Required work: Below are records; count the lines that contain "revert" and give only the total.

Recorded data:
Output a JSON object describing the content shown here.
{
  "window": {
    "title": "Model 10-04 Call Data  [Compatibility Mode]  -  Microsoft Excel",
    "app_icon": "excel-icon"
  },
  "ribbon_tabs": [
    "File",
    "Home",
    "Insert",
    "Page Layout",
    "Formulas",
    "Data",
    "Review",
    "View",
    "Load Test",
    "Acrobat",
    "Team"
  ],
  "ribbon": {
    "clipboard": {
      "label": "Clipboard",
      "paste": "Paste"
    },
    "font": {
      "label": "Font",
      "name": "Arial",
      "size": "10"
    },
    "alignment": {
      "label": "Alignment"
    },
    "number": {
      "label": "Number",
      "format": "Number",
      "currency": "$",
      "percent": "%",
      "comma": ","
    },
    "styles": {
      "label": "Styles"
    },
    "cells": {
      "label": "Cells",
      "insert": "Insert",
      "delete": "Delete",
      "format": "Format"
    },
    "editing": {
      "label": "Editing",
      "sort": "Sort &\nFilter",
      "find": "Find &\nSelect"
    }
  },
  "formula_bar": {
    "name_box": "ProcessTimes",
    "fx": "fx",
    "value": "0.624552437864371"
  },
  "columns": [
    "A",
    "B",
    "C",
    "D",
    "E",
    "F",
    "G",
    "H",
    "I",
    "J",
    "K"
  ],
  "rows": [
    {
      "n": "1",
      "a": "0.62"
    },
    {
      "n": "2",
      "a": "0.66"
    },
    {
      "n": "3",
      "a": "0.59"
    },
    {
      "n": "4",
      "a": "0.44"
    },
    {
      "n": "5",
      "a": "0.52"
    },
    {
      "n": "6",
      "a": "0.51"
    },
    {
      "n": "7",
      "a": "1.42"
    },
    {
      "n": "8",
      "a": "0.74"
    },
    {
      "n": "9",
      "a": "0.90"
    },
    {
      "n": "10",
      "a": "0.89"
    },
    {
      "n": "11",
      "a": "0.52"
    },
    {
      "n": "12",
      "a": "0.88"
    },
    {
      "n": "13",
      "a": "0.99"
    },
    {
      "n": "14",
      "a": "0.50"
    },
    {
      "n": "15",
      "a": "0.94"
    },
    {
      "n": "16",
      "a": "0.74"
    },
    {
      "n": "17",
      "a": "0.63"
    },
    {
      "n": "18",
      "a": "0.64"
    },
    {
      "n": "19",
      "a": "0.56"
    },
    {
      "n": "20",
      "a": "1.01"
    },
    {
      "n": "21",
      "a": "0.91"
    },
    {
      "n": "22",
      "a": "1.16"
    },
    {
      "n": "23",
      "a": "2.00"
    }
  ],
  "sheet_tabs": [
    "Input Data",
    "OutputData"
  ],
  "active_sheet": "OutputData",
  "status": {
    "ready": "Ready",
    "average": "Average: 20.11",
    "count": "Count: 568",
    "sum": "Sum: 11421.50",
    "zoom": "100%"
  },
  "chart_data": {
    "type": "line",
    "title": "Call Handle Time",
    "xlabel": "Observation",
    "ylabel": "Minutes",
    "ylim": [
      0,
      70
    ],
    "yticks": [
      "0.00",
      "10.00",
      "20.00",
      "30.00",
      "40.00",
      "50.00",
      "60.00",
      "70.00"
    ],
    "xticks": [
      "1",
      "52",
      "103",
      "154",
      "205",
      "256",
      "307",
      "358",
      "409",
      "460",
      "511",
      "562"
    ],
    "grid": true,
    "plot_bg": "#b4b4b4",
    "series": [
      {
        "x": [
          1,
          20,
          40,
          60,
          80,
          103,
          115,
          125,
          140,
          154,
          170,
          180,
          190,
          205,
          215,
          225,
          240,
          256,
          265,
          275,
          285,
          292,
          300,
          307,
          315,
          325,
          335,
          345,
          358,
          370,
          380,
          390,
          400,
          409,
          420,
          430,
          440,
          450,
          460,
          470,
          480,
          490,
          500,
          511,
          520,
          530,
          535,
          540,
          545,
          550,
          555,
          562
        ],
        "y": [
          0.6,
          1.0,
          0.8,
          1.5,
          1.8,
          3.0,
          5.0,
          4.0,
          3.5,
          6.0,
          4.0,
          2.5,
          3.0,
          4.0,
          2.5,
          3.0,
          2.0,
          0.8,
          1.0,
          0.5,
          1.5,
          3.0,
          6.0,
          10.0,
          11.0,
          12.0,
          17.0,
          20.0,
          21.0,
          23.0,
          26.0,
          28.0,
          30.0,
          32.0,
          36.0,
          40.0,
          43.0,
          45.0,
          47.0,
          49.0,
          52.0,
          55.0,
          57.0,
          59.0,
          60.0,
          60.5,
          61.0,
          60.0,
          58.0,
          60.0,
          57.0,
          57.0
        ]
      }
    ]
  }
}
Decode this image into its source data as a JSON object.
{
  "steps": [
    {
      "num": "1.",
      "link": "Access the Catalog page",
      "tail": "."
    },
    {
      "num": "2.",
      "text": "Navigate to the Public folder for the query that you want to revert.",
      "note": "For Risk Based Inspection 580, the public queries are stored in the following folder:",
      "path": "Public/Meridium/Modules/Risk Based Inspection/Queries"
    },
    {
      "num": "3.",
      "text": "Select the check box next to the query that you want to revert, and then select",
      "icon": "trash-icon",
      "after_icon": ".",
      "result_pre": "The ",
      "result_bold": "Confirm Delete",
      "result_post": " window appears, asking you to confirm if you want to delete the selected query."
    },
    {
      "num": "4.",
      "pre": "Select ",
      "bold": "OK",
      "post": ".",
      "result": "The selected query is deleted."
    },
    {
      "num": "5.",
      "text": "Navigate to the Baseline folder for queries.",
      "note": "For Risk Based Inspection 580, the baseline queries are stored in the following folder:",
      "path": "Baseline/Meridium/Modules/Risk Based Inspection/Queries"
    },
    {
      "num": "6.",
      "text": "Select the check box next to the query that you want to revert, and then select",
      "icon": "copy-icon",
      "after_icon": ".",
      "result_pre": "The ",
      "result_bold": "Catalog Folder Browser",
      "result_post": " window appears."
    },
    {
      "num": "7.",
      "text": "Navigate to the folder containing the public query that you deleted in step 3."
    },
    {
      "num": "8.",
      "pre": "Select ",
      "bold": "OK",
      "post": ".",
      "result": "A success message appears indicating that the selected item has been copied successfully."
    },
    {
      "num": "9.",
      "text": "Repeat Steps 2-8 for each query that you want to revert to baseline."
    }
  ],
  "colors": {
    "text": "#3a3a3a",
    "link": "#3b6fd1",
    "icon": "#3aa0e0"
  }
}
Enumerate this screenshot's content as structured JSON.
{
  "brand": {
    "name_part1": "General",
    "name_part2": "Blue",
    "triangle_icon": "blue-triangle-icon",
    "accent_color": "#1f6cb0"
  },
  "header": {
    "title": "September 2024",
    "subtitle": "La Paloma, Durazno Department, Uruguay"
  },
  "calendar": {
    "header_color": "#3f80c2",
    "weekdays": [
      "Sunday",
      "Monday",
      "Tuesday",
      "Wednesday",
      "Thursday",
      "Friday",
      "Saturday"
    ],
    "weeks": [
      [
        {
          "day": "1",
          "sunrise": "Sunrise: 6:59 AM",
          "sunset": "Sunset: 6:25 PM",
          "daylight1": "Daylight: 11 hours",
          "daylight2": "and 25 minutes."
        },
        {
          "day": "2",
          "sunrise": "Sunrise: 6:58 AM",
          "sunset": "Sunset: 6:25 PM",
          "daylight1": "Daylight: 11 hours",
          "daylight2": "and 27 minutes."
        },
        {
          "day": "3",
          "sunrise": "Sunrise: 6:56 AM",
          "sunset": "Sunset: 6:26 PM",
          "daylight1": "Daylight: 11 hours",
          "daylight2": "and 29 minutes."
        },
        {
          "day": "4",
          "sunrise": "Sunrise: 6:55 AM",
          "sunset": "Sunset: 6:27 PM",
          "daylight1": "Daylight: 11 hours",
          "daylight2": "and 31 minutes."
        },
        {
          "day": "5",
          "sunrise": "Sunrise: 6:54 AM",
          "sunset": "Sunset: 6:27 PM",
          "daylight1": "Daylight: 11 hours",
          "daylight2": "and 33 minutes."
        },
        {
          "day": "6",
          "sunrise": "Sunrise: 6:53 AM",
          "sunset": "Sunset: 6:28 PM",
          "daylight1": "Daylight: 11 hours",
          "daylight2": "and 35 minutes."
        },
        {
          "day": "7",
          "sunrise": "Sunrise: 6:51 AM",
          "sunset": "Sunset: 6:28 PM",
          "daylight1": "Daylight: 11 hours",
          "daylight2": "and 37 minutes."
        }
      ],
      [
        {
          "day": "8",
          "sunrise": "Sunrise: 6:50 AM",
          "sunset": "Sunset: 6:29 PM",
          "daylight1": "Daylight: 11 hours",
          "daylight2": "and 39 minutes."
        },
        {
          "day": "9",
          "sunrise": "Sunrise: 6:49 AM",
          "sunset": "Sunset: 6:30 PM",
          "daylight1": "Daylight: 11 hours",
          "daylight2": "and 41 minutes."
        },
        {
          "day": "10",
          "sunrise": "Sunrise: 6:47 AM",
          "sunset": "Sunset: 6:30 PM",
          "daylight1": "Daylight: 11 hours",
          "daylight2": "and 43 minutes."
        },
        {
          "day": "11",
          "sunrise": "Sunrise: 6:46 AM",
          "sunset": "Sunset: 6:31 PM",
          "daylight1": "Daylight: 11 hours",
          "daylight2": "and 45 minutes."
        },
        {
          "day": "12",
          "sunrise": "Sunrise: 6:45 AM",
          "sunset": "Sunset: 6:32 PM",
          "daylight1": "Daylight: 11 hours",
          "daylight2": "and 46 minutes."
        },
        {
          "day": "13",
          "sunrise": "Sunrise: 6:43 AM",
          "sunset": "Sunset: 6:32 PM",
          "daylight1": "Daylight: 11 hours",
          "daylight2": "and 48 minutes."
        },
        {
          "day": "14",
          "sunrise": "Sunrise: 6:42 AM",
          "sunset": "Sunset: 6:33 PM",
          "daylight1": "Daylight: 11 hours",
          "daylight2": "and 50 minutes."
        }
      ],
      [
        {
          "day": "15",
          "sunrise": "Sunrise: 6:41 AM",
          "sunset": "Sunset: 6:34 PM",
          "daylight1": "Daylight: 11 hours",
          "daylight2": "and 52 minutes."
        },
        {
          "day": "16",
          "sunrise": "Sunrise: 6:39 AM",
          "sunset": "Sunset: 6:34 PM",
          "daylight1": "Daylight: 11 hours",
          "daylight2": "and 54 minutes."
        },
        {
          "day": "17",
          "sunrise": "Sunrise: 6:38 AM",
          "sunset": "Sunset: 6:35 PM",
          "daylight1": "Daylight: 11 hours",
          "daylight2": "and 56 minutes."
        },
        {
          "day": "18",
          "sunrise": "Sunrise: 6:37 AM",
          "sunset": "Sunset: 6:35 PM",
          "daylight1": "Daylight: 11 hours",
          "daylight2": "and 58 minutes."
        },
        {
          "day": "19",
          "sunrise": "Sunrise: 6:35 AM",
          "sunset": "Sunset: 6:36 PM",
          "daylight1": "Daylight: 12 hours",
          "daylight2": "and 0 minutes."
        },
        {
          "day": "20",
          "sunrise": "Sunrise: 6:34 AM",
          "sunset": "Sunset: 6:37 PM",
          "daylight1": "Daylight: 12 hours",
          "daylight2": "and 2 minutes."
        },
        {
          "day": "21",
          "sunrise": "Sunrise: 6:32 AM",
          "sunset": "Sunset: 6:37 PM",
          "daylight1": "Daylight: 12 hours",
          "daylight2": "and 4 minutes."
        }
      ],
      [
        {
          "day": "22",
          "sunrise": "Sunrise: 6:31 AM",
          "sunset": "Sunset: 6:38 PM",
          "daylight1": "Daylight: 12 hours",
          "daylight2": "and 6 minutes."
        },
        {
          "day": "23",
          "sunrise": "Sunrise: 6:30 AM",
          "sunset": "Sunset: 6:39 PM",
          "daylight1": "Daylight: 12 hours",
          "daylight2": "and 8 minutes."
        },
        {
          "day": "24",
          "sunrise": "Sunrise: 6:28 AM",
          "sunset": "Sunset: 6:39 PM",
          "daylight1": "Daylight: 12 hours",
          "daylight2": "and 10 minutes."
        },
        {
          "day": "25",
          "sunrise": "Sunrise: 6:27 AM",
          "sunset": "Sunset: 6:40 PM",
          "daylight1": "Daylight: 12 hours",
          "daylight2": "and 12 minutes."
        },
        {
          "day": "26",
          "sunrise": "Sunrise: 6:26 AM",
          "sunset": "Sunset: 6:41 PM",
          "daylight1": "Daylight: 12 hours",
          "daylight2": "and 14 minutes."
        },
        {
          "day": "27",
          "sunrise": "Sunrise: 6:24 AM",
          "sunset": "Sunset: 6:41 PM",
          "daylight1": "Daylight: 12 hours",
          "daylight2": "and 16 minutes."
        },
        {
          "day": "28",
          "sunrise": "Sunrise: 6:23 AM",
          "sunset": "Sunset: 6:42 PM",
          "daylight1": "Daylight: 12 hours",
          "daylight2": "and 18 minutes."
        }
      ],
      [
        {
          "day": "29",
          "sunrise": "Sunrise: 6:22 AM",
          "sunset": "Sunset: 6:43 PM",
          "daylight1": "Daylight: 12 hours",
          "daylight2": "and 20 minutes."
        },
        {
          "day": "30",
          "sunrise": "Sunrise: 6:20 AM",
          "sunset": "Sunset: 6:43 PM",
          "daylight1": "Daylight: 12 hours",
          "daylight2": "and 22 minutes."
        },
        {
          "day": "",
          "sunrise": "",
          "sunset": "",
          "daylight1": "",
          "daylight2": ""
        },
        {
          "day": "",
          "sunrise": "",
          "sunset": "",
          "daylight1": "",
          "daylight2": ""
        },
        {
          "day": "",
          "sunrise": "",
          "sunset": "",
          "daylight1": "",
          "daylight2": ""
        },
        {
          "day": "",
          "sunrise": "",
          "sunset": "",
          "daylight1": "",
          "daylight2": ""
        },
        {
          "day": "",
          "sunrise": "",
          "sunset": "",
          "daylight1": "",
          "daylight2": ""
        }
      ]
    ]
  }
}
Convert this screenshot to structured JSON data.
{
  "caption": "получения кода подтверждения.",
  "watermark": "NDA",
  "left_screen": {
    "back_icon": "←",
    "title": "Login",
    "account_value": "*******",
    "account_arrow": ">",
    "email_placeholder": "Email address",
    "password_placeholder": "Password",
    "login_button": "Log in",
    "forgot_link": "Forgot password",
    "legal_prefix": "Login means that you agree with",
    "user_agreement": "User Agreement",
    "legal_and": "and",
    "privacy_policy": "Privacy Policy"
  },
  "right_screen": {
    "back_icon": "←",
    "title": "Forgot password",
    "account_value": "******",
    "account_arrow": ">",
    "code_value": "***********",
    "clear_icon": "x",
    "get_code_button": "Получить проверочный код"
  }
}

Exercise answer: 4